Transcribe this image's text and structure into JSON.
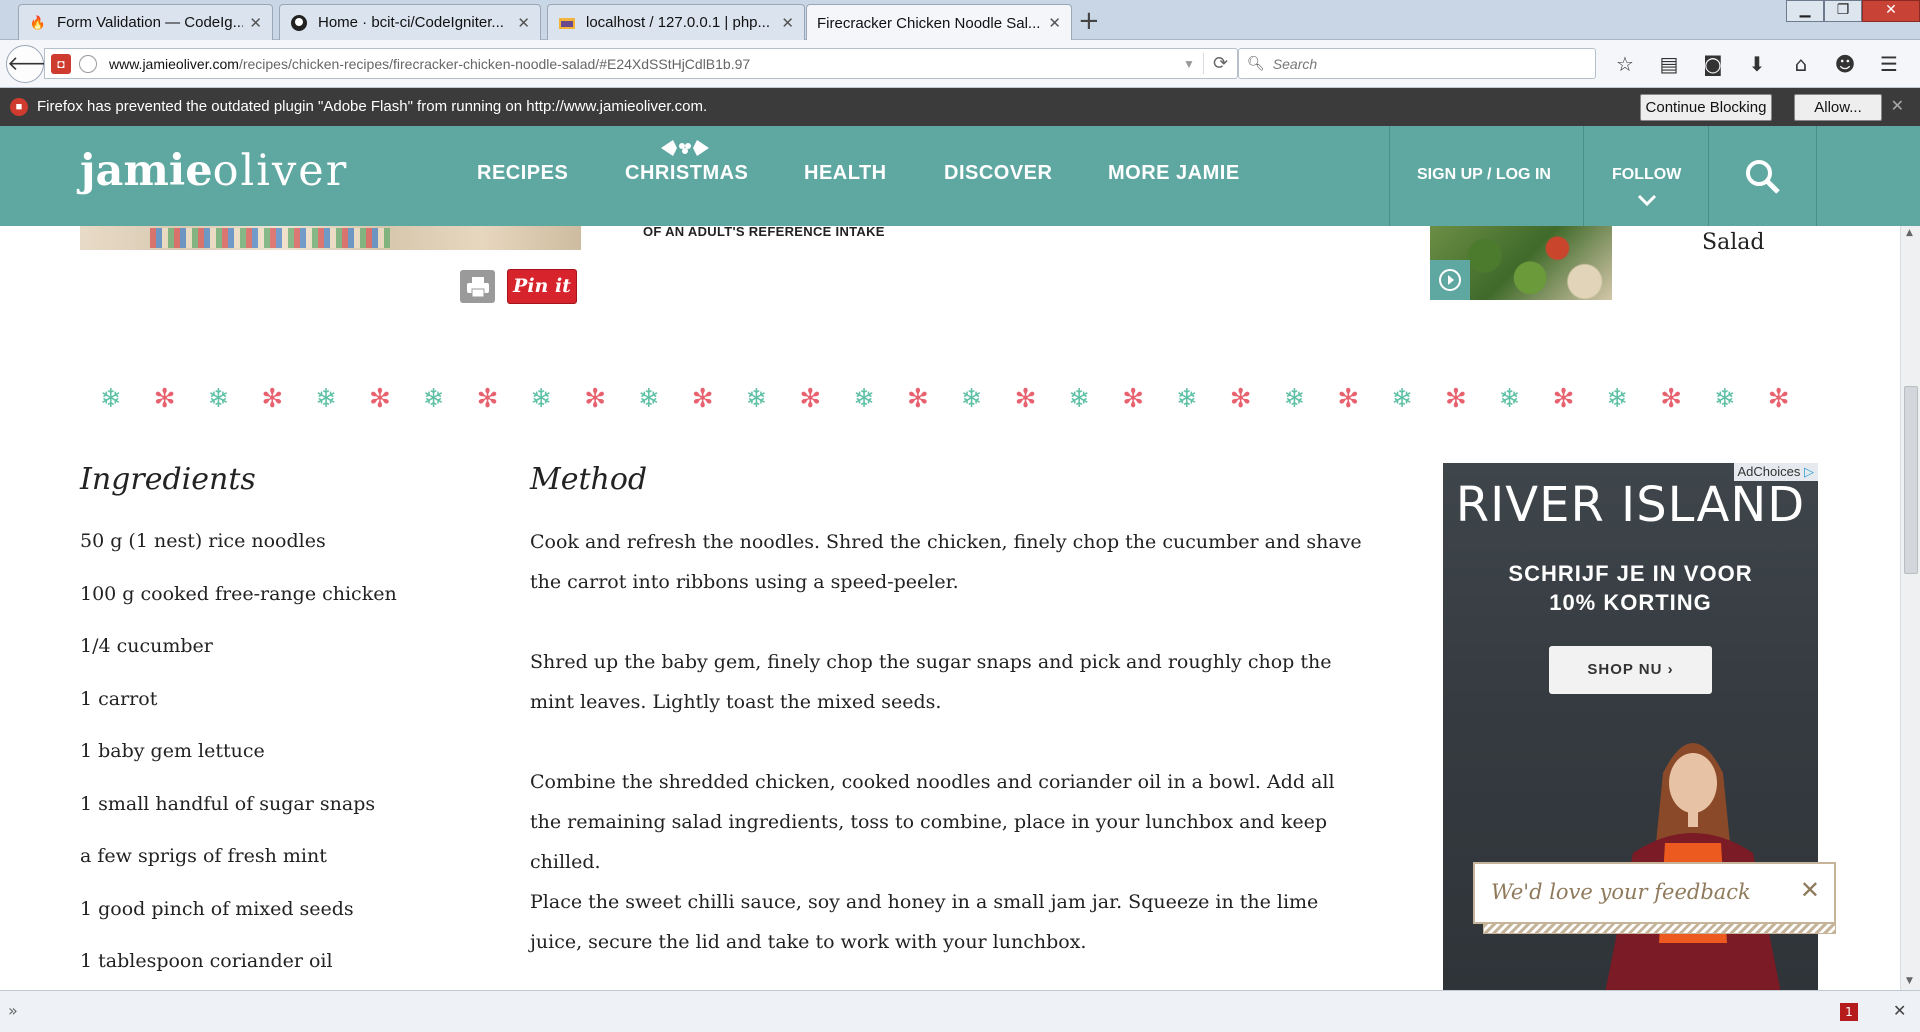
{
  "browser": {
    "tabs": [
      {
        "title": "Form Validation — CodeIg...",
        "favicon": "flame-icon"
      },
      {
        "title": "Home · bcit-ci/CodeIgniter...",
        "favicon": "github-icon"
      },
      {
        "title": "localhost / 127.0.0.1 | php...",
        "favicon": "phpmyadmin-icon"
      },
      {
        "title": "Firecracker Chicken Noodle Sal...",
        "favicon": "none",
        "active": true
      }
    ],
    "url_domain": "www.jamieoliver.com",
    "url_path": "/recipes/chicken-recipes/firecracker-chicken-noodle-salad/#E24XdSStHjCdlB1b.97",
    "search_placeholder": "Search",
    "plugin_notice": {
      "message": "Firefox has prevented the outdated plugin \"Adobe Flash\" from running on http://www.jamieoliver.com.",
      "continue_label": "Continue Blocking",
      "allow_label": "Allow..."
    },
    "addon_badge": "1"
  },
  "site": {
    "logo_bold": "jamie",
    "logo_light": "oliver",
    "nav": [
      "RECIPES",
      "CHRISTMAS",
      "HEALTH",
      "DISCOVER",
      "MORE JAMIE"
    ],
    "signup_label": "SIGN UP / LOG IN",
    "follow_label": "FOLLOW"
  },
  "content": {
    "intake_text": "OF AN ADULT'S REFERENCE INTAKE",
    "pin_label": "Pin it",
    "related_title": "Salad",
    "ingredients_heading": "Ingredients",
    "ingredients": [
      "50 g (1 nest) rice noodles",
      "100 g cooked free-range chicken",
      "1/4 cucumber",
      "1 carrot",
      "1 baby gem lettuce",
      "1 small handful of sugar snaps",
      "a few sprigs of fresh mint",
      "1 good pinch of mixed seeds",
      "1 tablespoon coriander oil"
    ],
    "method_heading": "Method",
    "method": [
      "Cook and refresh the noodles. Shred the chicken, finely chop the cucumber and shave the carrot into ribbons using a speed-peeler.",
      "Shred up the baby gem, finely chop the sugar snaps and pick and roughly chop the mint leaves. Lightly toast the mixed seeds.",
      "Combine the shredded chicken, cooked noodles and coriander oil in a bowl. Add all the remaining salad ingredients, toss to combine, place in your lunchbox and keep chilled.",
      "Place the sweet chilli sauce, soy and honey in a small jam jar. Squeeze in the lime juice, secure the lid and take to work with your lunchbox."
    ]
  },
  "ad": {
    "choices_label": "AdChoices",
    "brand": "RIVER ISLAND",
    "promo_line1": "SCHRIJF JE IN VOOR",
    "promo_line2": "10% KORTING",
    "cta": "SHOP NU ›"
  },
  "feedback": {
    "label": "We'd love your feedback",
    "close": "✕"
  },
  "colors": {
    "header_teal": "#5fa8a2",
    "snow_teal": "#5ec0a4",
    "snow_red": "#e8616e",
    "pinterest": "#d7232c"
  }
}
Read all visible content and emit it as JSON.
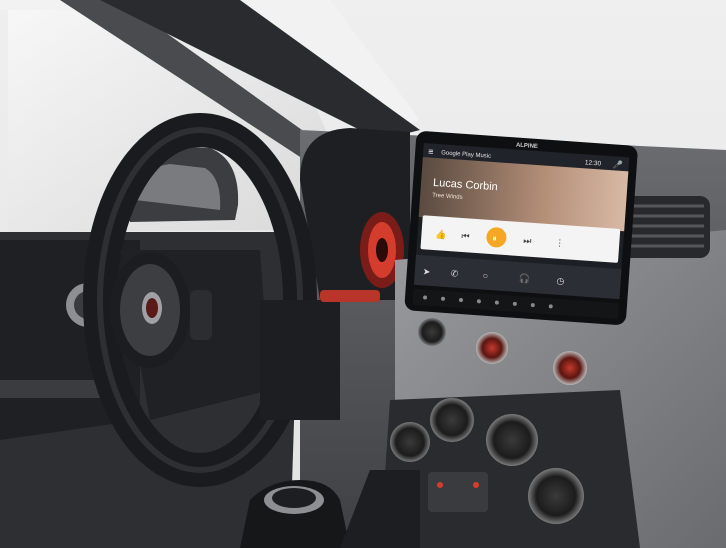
{
  "head_unit": {
    "brand": "ALPINE",
    "app_title": "Google Play Music",
    "clock": "12:30",
    "track_title": "Lucas Corbin",
    "track_subtitle": "Tree Winds"
  },
  "colors": {
    "accent": "#f5a623",
    "screen_dark": "#1c1f24",
    "nav_bar": "#2b2e35",
    "card": "#f4f4f4",
    "dashboard": "#5a5b5e"
  }
}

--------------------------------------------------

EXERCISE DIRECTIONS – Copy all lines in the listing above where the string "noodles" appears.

EXERCISE ANSWER –
      "50 g (1 nest) rice noodles",
      "Cook and refresh the noodles. Shred the chicken, finely chop the cucumber and shave the carrot into ribbons using a speed-peeler.",
      "Combine the shredded chicken, cooked noodles and coriander oil in a bowl. Add all the remaining salad ingredients, toss to combine, place in your lunchbox and keep chilled.",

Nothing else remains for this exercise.